Other complications include bleeding, pericarditis (inflammation around the heart), pericardial effusion (fluid around the heart), cardiac tamponade (decreased heart function as a result of a fluid collection around the heart), phrenic nerve injury and atrioesophageal fistula (very rare). As with any invasive procedure, there is a risk of infection.
Catheter ablation for atrial fibrillation does not inherently shorten life span. A recent study published in the New England Journal of Medicine actually showed a lower risk of death from cardiovascular causes in patients with paroxysmal atrial fibrillation who underwent catheter ablation compared to those receiving antiarrhythmic medication therapy.
Early studies showed patients with atrial fibrillation undergoing catheter ablation have a 1 in 1000, or 0.001%, risk of death in the first 30 days after catheter ablation. More recent studies show the 30 day risk as closer to 4-5 out of 1000. There is a greater risk of complications in patients who are older and have other health problems such as heart disease, heart failure, COPD, diabetes, kidney failure and sleep apnea.
It is typical for a patient to stay overnight in the hospital after a catheter ablation for atrial fibrillation.This is to observe the patient for post-operative complications. In 2020, studies were released which reported successful same day discharge. Each of these studies found that safe same day discharge after atrial fibrillation catheter ablation required the use of standardized protocols, appropriate patient selection, and early follow up in the clinic.
There is not necessarily an age limit for cardiac ablation for atrial fibrillation. However, the risk of anesthesia and procedure related complications does increase with age. There are a number of effective antiarrhythmic medications. Attempting to control atrial fibrillation with medications may be preferred if a person is of very advanced age or has a number of other health problems which would increase the risk of anesthesia and decrease the probability of ablation success.
There are often tests completed prior to cardiac ablation. These include blood tests and a chest x-ray. In addition, we complete a specialized computed tomography (CT) scan of the heart. This is done to make a 3D image of the left upper heart chamber (left atrium) and pulmonary veins which is used during ablation.
Testing for sleep apnea should be completed prior to an atrial fibrillation ablation. If sleep apnea is found, adequate treatment is important. People with untreated sleep apnea have an increased risk of AFib recurrence after ablation.
The first step in preparing for an atrial fibrillation ablation is to have an in-depth discussion with your healthcare provider(s) to determine if an ablation is right for you. The decision to have an ablation should be made through a shared decision-making process during which you and your doctor can review treatment options and discuss your priorities and goals. Ask your doctor about the risks and benefits associated with the various medications vs. ablation.

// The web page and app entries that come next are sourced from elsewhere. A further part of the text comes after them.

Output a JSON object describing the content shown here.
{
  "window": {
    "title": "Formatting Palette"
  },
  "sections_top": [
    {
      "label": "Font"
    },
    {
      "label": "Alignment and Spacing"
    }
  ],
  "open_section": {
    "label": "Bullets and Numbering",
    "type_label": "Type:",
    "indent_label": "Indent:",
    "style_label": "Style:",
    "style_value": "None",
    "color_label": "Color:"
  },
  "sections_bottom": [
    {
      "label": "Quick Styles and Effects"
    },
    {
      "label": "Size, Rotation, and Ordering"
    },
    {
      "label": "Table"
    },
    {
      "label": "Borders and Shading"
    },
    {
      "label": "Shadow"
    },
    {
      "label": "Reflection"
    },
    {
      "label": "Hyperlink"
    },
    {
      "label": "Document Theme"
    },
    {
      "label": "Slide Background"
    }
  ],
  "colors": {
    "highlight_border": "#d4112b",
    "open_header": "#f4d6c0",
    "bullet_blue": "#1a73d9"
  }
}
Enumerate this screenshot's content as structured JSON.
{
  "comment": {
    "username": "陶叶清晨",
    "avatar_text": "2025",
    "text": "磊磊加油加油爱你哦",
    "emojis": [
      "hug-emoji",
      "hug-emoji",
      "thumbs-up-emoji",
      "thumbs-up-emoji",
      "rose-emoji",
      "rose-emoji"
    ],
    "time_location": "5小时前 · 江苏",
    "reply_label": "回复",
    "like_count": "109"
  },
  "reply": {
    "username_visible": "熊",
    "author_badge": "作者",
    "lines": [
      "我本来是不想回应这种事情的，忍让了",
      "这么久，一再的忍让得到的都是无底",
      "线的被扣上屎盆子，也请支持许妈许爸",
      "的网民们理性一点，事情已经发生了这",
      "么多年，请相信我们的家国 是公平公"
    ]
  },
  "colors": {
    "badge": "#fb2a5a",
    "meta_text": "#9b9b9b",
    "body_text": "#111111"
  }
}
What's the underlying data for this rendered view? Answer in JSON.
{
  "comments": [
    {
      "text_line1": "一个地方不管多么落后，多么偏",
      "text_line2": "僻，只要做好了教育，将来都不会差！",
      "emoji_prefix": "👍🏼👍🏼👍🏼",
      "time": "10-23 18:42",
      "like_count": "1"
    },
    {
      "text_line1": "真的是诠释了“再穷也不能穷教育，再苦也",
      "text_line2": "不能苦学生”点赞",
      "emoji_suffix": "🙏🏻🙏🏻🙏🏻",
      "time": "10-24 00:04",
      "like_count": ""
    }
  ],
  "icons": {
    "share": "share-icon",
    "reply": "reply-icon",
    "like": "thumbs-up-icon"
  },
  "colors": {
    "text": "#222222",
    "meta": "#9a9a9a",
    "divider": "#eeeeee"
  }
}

Some people decide to get an ablation because antiarrhythmic medications have been ineffective or because of medication side effects. Some people want an ablation because they want to minimize the need to take medications long term.
If you are having an ablation, it is important for your healthcare providers to assess if you have any modifiable risk factors for atrial fibrillation like hypertension, sleep apnea, obesity, or excessive alcohol intake. Addressing these issues prior to an ablation will improve its success.
Once the decision has been made to proceed with ablation, it is very important to take all your medications as instructed. It is common that some medications may be stopped for a few days prior to the procedure. This is done to reduce the risk of complications during and after the procedure.